Investing.com -- Shares in Glencore (LON:GLEN), the world's biggest mining group, fell sharply on Thursday after it said the U.K.'s Serious Fraud Office (SFO) has opened an investigation into suspicions of bribery in its dealings.
South Korean battery maker SK Innovation has signed a six-year deal to buy up to 30,000 tonnes of cobalt from miner Glencore , allowing it produce batteries for 3 million electric vehicles. Hit by oversupply, cobalt prices have shrunk from $95,000 (74,045 pounds) per tonne in May 2018 to around $35,000 now. The slump has weighed on Glencore's share price and prompted the company to reduce output of the battery metal.
Glencore could announce a new chief executive next year once a new management team is in place, its current boss told an investor meeting on Tuesday as the commodities giant laid out its priorities for 2020. The mining and trading company faces a challenging year as it contends with problems on multiple fronts, from a series of mine fatalities and climate politics to a continuing U.S. Department of Justice investigation and difficulties in Democratic Republic of Congo. Speculation about Ivan Glasenberg's departure has intensified after he said last year that he expected to retire in between three and five years.
Glencore's Mutanda mine in Democratic Republic of Congo suspended operations prematurely on Monday due to a lack of sulphuric acid, a key input for copper and cobalt extraction. CEO Ivan Glasenberg decided in August to suspend Mutanda from the year-end, for an expected two years. The company's wholly-owned Mutanda Mining (MUMI) subsidiary notified employees of the suspension in a letter seen by Reuters, whose contents a Glencore spokesman confirmed.

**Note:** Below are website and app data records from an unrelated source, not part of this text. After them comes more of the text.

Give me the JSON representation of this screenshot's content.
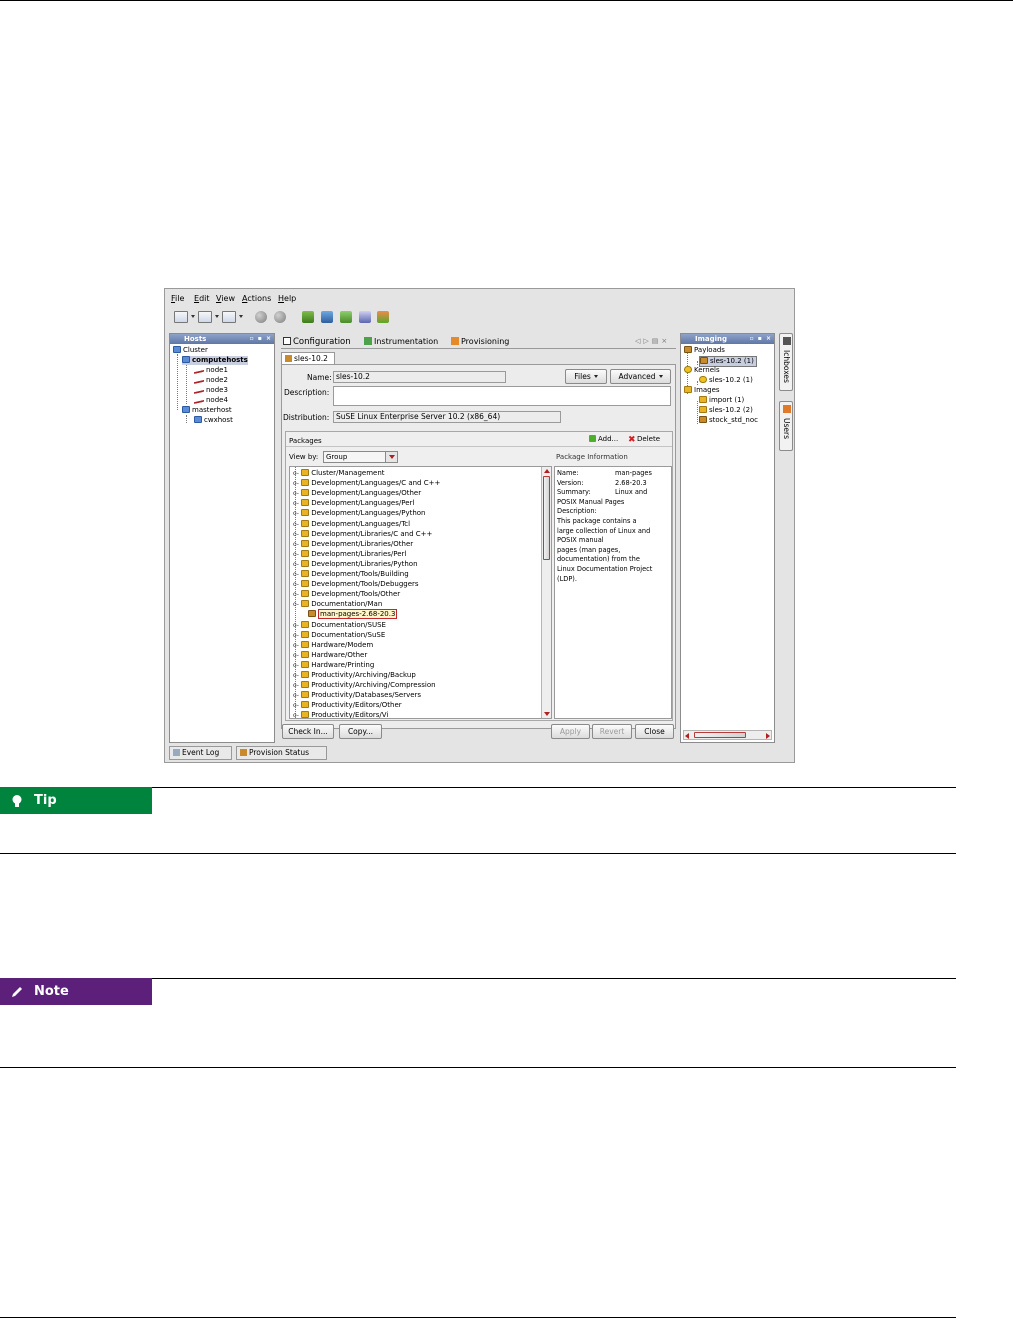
{
  "menu": [
    "File",
    "Edit",
    "View",
    "Actions",
    "Help"
  ],
  "hosts_panel": {
    "title": "Hosts",
    "tree": [
      "Cluster",
      "computehosts",
      "node1",
      "node2",
      "node3",
      "node4",
      "masterhost",
      "cwxhost"
    ]
  },
  "main_tabs": [
    "Configuration",
    "Instrumentation",
    "Provisioning"
  ],
  "doc_tab": "sles-10.2",
  "form": {
    "name_label": "Name:",
    "name_value": "sles-10.2",
    "description_label": "Description:",
    "description_value": "",
    "distribution_label": "Distribution:",
    "distribution_value": "SuSE Linux Enterprise Server 10.2 (x86_64)",
    "files_button": "Files",
    "advanced_button": "Advanced"
  },
  "packages": {
    "title": "Packages",
    "add_label": "Add...",
    "delete_label": "Delete",
    "view_by_label": "View by:",
    "view_by_value": "Group",
    "groups": [
      "Cluster/Management",
      "Development/Languages/C and C++",
      "Development/Languages/Other",
      "Development/Languages/Perl",
      "Development/Languages/Python",
      "Development/Languages/Tcl",
      "Development/Libraries/C and C++",
      "Development/Libraries/Other",
      "Development/Libraries/Perl",
      "Development/Libraries/Python",
      "Development/Tools/Building",
      "Development/Tools/Debuggers",
      "Development/Tools/Other",
      "Documentation/Man"
    ],
    "selected_package": "man-pages-2.68-20.3",
    "groups_after": [
      "Documentation/SUSE",
      "Documentation/SuSE",
      "Hardware/Modem",
      "Hardware/Other",
      "Hardware/Printing",
      "Productivity/Archiving/Backup",
      "Productivity/Archiving/Compression",
      "Productivity/Databases/Servers",
      "Productivity/Editors/Other",
      "Productivity/Editors/Vi"
    ],
    "info": {
      "header": "Package Information",
      "name_label": "Name:",
      "name_value": "man-pages",
      "version_label": "Version:",
      "version_value": "2.68-20.3",
      "summary_label": "Summary:",
      "summary_value_1": "Linux and",
      "summary_value_2": "POSIX Manual Pages",
      "description_label": "Description:",
      "description_lines": [
        "This package contains a",
        "large collection of Linux and",
        "POSIX manual",
        "pages (man pages,",
        "documentation) from the",
        "Linux Documentation Project",
        "(LDP)."
      ]
    }
  },
  "bottom_buttons": {
    "check_in": "Check In...",
    "copy": "Copy...",
    "apply": "Apply",
    "revert": "Revert",
    "close": "Close"
  },
  "imaging_panel": {
    "title": "Imaging",
    "tree": [
      "Payloads",
      "sles-10.2 (1)",
      "Kernels",
      "sles-10.2 (1)",
      "Images",
      "import (1)",
      "sles-10.2 (2)",
      "stock_std_noc"
    ]
  },
  "side_tabs": [
    "Ichboxes",
    "Users"
  ],
  "bottom_tabs": [
    "Event Log",
    "Provision Status"
  ],
  "callouts": {
    "tip": "Tip",
    "note": "Note",
    "tip_color": "#00843d",
    "note_color": "#5c1f7a"
  }
}
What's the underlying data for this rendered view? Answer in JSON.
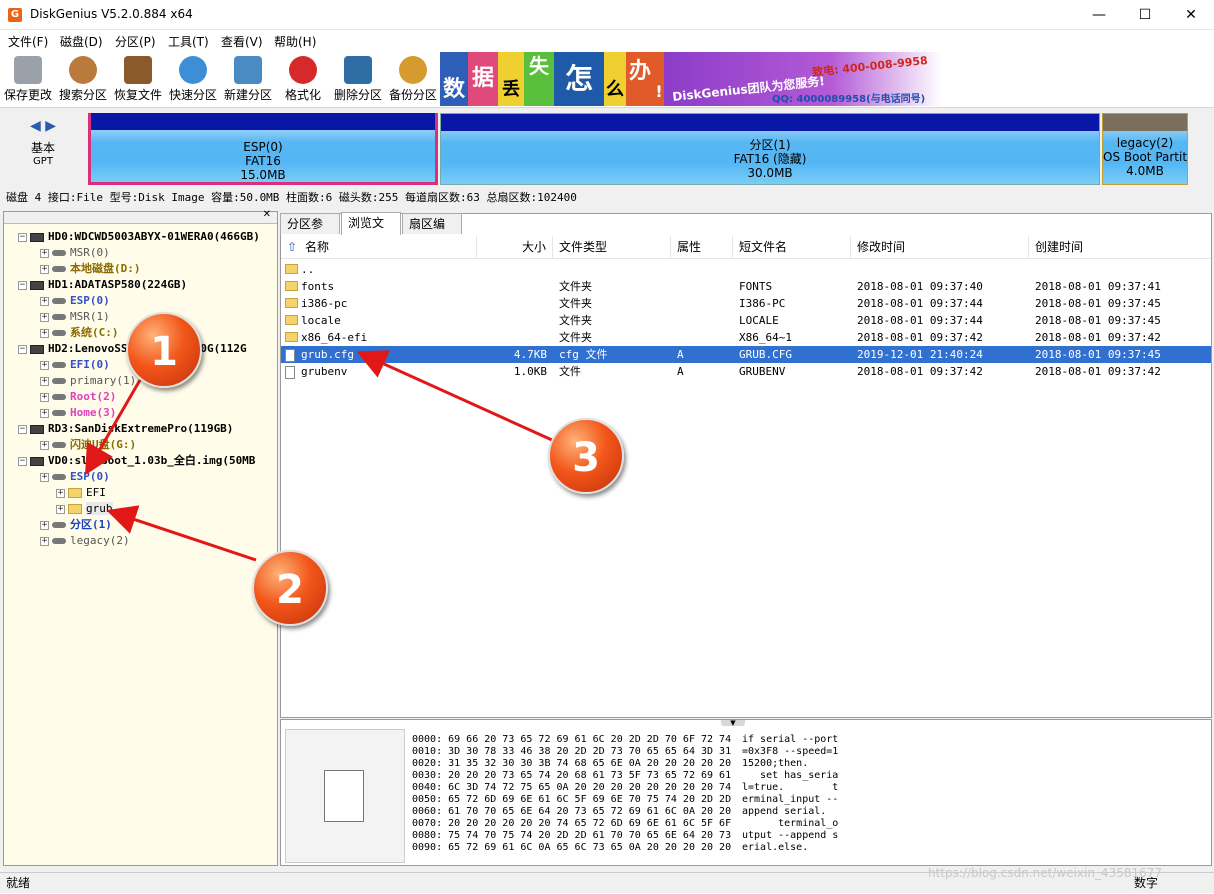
{
  "window": {
    "title": "DiskGenius V5.2.0.884 x64",
    "minimize": "—",
    "maximize": "☐",
    "close": "✕"
  },
  "menu": [
    "文件(F)",
    "磁盘(D)",
    "分区(P)",
    "工具(T)",
    "查看(V)",
    "帮助(H)"
  ],
  "toolbar": [
    {
      "label": "保存更改",
      "icon": "save-icon",
      "color": "#9aa1a8"
    },
    {
      "label": "搜索分区",
      "icon": "search-icon",
      "color": "#b97a3c"
    },
    {
      "label": "恢复文件",
      "icon": "recover-icon",
      "color": "#8a5a2a"
    },
    {
      "label": "快速分区",
      "icon": "quick-partition-icon",
      "color": "#3c8fd6"
    },
    {
      "label": "新建分区",
      "icon": "new-partition-icon",
      "color": "#4a8bc4"
    },
    {
      "label": "格式化",
      "icon": "format-icon",
      "color": "#d62a2a"
    },
    {
      "label": "删除分区",
      "icon": "delete-icon",
      "color": "#2f6ea5"
    },
    {
      "label": "备份分区",
      "icon": "backup-icon",
      "color": "#d59b2f"
    }
  ],
  "banner": {
    "chars": [
      "数",
      "据",
      "丢",
      "失",
      "怎",
      "么",
      "办",
      "!"
    ],
    "slogan": "DiskGenius团队为您服务!",
    "phone": "致电: 400-008-9958",
    "qq": "QQ: 4000089958(与电话同号)"
  },
  "disk_map": {
    "type": "基本",
    "scheme": "GPT",
    "partitions": [
      {
        "name": "ESP(0)",
        "fs": "FAT16",
        "size": "15.0MB"
      },
      {
        "name": "分区(1)",
        "fs": "FAT16 (隐藏)",
        "size": "30.0MB"
      },
      {
        "name": "legacy(2)",
        "fs": "OS Boot Partiti",
        "size": "4.0MB"
      }
    ]
  },
  "disk_info": "磁盘 4 接口:File  型号:Disk Image  容量:50.0MB  柱面数:6  磁头数:255  每道扇区数:63  总扇区数:102400",
  "tree": [
    {
      "label": "HD0:WDCWD5003ABYX-01WERA0(466GB)",
      "kind": "disk",
      "color": "#000"
    },
    {
      "label": "MSR(0)",
      "kind": "part",
      "color": "#555"
    },
    {
      "label": "本地磁盘(D:)",
      "kind": "part",
      "color": "#8a6a00"
    },
    {
      "label": "HD1:ADATASP580(224GB)",
      "kind": "disk",
      "color": "#000"
    },
    {
      "label": "ESP(0)",
      "kind": "part",
      "color": "#3050c8"
    },
    {
      "label": "MSR(1)",
      "kind": "part",
      "color": "#555"
    },
    {
      "label": "系统(C:)",
      "kind": "part",
      "color": "#8a6a00"
    },
    {
      "label": "HD2:LenovoSSDSL700PM2120G(112G",
      "kind": "disk",
      "color": "#000"
    },
    {
      "label": "EFI(0)",
      "kind": "part",
      "color": "#3050c8"
    },
    {
      "label": "primary(1)",
      "kind": "part",
      "color": "#555"
    },
    {
      "label": "Root(2)",
      "kind": "part",
      "color": "#e040c0"
    },
    {
      "label": "Home(3)",
      "kind": "part",
      "color": "#e040c0"
    },
    {
      "label": "RD3:SanDiskExtremePro(119GB)",
      "kind": "disk",
      "color": "#000"
    },
    {
      "label": "闪迪U盘(G:)",
      "kind": "part",
      "color": "#8a6a00"
    },
    {
      "label": "VD0:slimboot_1.03b_全白.img(50MB",
      "kind": "disk",
      "color": "#000"
    },
    {
      "label": "ESP(0)",
      "kind": "part",
      "color": "#3050c8"
    },
    {
      "label": "EFI",
      "kind": "folder",
      "color": "#000"
    },
    {
      "label": "grub",
      "kind": "folder",
      "color": "#000"
    },
    {
      "label": "分区(1)",
      "kind": "part",
      "color": "#1a3fbf"
    },
    {
      "label": "legacy(2)",
      "kind": "part",
      "color": "#555"
    }
  ],
  "tabs": [
    "分区参数",
    "浏览文件",
    "扇区编辑"
  ],
  "columns": [
    "名称",
    "大小",
    "文件类型",
    "属性",
    "短文件名",
    "修改时间",
    "创建时间"
  ],
  "files": [
    {
      "name": "..",
      "size": "",
      "type": "",
      "attr": "",
      "short": "",
      "mtime": "",
      "ctime": "",
      "icon": "folder"
    },
    {
      "name": "fonts",
      "size": "",
      "type": "文件夹",
      "attr": "",
      "short": "FONTS",
      "mtime": "2018-08-01 09:37:40",
      "ctime": "2018-08-01 09:37:41",
      "icon": "folder"
    },
    {
      "name": "i386-pc",
      "size": "",
      "type": "文件夹",
      "attr": "",
      "short": "I386-PC",
      "mtime": "2018-08-01 09:37:44",
      "ctime": "2018-08-01 09:37:45",
      "icon": "folder"
    },
    {
      "name": "locale",
      "size": "",
      "type": "文件夹",
      "attr": "",
      "short": "LOCALE",
      "mtime": "2018-08-01 09:37:44",
      "ctime": "2018-08-01 09:37:45",
      "icon": "folder"
    },
    {
      "name": "x86_64-efi",
      "size": "",
      "type": "文件夹",
      "attr": "",
      "short": "X86_64~1",
      "mtime": "2018-08-01 09:37:42",
      "ctime": "2018-08-01 09:37:42",
      "icon": "folder"
    },
    {
      "name": "grub.cfg",
      "size": "4.7KB",
      "type": "cfg 文件",
      "attr": "A",
      "short": "GRUB.CFG",
      "mtime": "2019-12-01 21:40:24",
      "ctime": "2018-08-01 09:37:45",
      "icon": "file"
    },
    {
      "name": "grubenv",
      "size": "1.0KB",
      "type": "文件",
      "attr": "A",
      "short": "GRUBENV",
      "mtime": "2018-08-01 09:37:42",
      "ctime": "2018-08-01 09:37:42",
      "icon": "file"
    }
  ],
  "hex": {
    "lines": [
      "0000: 69 66 20 73 65 72 69 61 6C 20 2D 2D 70 6F 72 74",
      "0010: 3D 30 78 33 46 38 20 2D 2D 73 70 65 65 64 3D 31",
      "0020: 31 35 32 30 30 3B 74 68 65 6E 0A 20 20 20 20 20",
      "0030: 20 20 20 73 65 74 20 68 61 73 5F 73 65 72 69 61",
      "0040: 6C 3D 74 72 75 65 0A 20 20 20 20 20 20 20 20 74",
      "0050: 65 72 6D 69 6E 61 6C 5F 69 6E 70 75 74 20 2D 2D",
      "0060: 61 70 70 65 6E 64 20 73 65 72 69 61 6C 0A 20 20",
      "0070: 20 20 20 20 20 20 74 65 72 6D 69 6E 61 6C 5F 6F",
      "0080: 75 74 70 75 74 20 2D 2D 61 70 70 65 6E 64 20 73",
      "0090: 65 72 69 61 6C 0A 65 6C 73 65 0A 20 20 20 20 20"
    ],
    "text": [
      "if serial --port",
      "=0x3F8 --speed=1",
      "15200;then.",
      "   set has_seria",
      "l=true.        t",
      "erminal_input --",
      "append serial.",
      "      terminal_o",
      "utput --append s",
      "erial.else."
    ]
  },
  "status": {
    "left": "就绪",
    "right": "数字"
  },
  "annotations": [
    "1",
    "2",
    "3"
  ],
  "watermark": "https://blog.csdn.net/weixin_43581677"
}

The unit said the smelter, which started in 1966, had been 'uneconomic' since the Brunswick mine closed six years ago. "We have thoroughly assessed all our options and come to the unavoidable conclusion that the smelter is simply not sustainable, regardless of the recent labour dispute," said Chris Eskdale, Canadian unit's head of zinc and lead assets. Earlier on Wednesday, the United Steelworkers (USW) union claimed that over half of the smelter's employees, fighting to improve health and safety standards, were locked out since April 24.